Data records
:::::

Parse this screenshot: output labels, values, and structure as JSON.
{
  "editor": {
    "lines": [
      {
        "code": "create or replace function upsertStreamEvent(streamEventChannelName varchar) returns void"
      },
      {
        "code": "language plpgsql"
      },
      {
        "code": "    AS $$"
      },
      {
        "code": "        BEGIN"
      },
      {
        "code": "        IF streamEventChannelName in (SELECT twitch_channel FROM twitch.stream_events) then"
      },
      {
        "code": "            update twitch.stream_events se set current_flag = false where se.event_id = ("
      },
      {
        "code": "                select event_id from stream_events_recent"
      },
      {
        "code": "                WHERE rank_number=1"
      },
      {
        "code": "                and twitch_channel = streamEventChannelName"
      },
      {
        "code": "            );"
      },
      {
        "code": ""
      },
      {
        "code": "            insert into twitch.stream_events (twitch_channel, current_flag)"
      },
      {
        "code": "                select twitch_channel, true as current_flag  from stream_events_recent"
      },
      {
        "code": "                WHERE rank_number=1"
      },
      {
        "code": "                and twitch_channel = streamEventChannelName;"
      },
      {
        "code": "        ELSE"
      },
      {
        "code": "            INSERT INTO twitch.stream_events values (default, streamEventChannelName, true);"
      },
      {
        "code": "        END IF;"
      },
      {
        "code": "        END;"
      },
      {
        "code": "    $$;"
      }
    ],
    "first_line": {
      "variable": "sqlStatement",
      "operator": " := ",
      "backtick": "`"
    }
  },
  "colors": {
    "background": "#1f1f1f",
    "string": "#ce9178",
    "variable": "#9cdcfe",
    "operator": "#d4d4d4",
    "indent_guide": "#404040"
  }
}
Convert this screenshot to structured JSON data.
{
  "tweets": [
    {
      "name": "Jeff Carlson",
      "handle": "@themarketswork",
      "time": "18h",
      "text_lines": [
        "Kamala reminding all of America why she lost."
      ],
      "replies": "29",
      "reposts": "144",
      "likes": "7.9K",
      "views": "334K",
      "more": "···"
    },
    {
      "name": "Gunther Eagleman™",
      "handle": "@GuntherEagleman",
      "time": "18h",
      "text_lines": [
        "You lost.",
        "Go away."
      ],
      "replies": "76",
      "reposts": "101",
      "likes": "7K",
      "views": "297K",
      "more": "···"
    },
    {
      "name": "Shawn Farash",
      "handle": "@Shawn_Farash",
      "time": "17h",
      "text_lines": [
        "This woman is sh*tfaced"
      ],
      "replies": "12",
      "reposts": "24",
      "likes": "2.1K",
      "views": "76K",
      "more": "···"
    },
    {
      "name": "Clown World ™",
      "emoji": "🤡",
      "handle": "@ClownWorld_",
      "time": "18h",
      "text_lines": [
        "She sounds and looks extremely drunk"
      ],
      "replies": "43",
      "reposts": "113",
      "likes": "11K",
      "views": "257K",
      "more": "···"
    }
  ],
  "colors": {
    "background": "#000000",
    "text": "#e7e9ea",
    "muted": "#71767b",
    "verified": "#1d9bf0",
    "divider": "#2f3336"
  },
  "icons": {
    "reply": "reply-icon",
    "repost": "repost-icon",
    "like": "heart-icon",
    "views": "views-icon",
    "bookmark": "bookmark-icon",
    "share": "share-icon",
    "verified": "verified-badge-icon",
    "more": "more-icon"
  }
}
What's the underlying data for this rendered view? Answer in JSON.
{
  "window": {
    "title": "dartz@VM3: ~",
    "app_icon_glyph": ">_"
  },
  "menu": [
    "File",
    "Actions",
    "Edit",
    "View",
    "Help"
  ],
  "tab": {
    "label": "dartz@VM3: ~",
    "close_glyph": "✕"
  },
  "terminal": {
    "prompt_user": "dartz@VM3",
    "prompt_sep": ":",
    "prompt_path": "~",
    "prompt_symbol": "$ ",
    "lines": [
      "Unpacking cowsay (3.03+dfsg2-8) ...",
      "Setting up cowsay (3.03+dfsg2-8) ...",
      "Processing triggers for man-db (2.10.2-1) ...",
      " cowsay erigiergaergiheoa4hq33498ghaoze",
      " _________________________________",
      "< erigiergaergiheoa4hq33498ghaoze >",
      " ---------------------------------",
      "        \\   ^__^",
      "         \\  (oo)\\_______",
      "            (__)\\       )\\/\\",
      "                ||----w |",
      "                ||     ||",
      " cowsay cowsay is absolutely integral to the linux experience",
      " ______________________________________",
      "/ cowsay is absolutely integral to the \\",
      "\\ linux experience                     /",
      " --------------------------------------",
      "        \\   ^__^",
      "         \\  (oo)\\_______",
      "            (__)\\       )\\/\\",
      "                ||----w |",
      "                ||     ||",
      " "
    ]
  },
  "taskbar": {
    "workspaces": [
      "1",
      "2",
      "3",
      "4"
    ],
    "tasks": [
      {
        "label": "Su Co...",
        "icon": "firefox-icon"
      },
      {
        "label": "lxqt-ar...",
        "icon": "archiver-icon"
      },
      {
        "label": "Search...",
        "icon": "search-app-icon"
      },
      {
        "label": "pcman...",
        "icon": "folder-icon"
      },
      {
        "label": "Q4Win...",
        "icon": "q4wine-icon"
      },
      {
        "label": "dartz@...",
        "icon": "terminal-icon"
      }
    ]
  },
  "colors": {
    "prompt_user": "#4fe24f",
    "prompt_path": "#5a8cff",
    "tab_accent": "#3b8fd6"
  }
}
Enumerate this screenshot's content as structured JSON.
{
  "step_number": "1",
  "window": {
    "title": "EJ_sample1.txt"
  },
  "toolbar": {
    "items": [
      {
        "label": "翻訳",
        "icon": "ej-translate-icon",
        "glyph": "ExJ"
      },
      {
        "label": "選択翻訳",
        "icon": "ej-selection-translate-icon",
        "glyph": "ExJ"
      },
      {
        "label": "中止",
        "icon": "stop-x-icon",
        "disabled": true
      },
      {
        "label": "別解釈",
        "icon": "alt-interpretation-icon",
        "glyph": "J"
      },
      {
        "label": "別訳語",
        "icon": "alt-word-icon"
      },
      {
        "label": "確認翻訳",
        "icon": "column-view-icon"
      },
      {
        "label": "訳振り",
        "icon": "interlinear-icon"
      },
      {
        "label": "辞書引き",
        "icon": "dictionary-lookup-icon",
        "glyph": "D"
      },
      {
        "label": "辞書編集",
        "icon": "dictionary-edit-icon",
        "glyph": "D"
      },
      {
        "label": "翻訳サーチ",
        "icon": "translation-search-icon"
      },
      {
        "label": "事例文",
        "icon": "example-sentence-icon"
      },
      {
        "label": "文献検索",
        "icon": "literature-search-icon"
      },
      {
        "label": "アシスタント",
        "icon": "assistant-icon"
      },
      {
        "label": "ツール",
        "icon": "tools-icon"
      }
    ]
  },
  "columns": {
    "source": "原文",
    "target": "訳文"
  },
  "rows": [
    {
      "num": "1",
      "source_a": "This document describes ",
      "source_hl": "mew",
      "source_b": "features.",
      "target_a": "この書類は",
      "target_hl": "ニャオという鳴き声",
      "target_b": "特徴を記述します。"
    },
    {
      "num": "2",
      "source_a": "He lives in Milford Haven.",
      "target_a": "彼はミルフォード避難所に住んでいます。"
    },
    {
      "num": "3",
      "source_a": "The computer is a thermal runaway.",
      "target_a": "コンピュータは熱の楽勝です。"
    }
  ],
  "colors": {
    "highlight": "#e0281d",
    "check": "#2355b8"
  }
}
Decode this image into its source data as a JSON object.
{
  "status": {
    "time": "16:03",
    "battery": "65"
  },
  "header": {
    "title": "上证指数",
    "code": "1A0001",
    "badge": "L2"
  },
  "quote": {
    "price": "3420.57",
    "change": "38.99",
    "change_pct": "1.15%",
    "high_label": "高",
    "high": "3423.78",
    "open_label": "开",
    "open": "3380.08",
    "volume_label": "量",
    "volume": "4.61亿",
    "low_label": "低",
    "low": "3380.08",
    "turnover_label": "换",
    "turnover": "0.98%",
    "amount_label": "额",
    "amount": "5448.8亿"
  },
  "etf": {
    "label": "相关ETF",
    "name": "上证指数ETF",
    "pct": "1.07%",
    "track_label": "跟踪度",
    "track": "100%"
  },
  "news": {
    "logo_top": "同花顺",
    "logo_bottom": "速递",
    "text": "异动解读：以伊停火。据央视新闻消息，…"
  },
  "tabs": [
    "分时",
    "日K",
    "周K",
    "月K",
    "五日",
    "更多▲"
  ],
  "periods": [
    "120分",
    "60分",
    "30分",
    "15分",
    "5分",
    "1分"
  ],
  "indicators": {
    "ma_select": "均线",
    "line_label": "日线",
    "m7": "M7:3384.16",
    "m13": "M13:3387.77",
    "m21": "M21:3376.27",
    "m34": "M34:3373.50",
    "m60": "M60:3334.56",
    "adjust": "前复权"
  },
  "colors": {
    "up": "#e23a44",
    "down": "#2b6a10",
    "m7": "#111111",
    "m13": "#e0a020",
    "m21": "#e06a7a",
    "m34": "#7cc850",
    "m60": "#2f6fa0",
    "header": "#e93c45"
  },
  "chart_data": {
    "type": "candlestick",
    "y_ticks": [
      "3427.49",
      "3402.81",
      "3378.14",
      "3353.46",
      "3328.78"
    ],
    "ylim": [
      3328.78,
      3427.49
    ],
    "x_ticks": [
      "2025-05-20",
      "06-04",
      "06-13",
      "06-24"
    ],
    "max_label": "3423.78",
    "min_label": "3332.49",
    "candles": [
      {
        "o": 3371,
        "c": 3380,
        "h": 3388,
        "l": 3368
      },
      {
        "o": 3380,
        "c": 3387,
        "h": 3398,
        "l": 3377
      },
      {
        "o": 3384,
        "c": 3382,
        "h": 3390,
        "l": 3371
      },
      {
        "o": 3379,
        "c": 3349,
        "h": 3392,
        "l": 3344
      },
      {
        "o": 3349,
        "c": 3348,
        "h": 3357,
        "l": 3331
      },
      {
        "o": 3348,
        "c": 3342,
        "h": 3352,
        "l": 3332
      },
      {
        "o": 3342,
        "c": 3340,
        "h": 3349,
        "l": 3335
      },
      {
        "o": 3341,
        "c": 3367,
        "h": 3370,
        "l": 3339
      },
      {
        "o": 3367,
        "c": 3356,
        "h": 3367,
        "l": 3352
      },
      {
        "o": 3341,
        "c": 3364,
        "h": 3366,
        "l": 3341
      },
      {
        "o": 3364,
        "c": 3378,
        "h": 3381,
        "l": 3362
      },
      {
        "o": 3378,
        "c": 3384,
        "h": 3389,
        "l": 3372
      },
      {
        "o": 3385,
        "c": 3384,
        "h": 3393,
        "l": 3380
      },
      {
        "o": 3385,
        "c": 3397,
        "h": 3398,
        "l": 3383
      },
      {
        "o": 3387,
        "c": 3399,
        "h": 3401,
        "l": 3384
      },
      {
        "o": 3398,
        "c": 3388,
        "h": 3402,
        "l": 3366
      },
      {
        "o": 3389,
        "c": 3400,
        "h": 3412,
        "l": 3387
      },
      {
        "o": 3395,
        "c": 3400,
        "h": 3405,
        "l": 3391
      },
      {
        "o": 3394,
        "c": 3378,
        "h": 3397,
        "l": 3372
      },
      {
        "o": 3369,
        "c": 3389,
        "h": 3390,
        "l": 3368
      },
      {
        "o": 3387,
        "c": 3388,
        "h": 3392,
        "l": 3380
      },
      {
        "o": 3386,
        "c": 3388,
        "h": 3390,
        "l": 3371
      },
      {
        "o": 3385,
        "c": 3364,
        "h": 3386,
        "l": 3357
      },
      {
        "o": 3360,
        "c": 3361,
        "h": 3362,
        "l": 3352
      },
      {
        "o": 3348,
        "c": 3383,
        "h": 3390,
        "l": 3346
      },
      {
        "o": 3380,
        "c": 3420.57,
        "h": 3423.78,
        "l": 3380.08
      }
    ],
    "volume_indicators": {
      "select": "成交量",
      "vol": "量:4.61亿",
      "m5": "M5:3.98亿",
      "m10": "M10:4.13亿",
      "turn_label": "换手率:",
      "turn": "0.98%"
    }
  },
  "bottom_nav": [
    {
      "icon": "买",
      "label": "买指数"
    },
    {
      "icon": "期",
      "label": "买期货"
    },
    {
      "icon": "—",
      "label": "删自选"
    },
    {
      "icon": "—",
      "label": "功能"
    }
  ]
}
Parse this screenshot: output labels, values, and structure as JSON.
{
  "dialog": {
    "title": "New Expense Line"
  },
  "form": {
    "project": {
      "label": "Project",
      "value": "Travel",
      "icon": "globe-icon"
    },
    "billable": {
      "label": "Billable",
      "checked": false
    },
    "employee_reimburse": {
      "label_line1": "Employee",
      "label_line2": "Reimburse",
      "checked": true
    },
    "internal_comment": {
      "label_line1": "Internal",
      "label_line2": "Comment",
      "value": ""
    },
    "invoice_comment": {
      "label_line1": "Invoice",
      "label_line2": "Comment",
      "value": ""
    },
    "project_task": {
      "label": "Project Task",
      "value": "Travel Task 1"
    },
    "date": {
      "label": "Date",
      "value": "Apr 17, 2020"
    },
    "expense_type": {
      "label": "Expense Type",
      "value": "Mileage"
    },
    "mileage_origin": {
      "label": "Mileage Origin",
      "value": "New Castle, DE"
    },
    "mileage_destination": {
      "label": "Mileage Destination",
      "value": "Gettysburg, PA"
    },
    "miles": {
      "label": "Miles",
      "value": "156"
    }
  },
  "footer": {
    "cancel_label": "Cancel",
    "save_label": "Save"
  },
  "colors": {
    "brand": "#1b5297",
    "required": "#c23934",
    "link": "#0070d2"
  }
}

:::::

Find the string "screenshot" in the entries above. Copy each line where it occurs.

Parse this screenshot: output labels, values, and structure as JSON.
Convert this screenshot to structured JSON data.
Enumerate this screenshot's content as structured JSON.
Parse this screenshot: output labels, values, and structure as JSON.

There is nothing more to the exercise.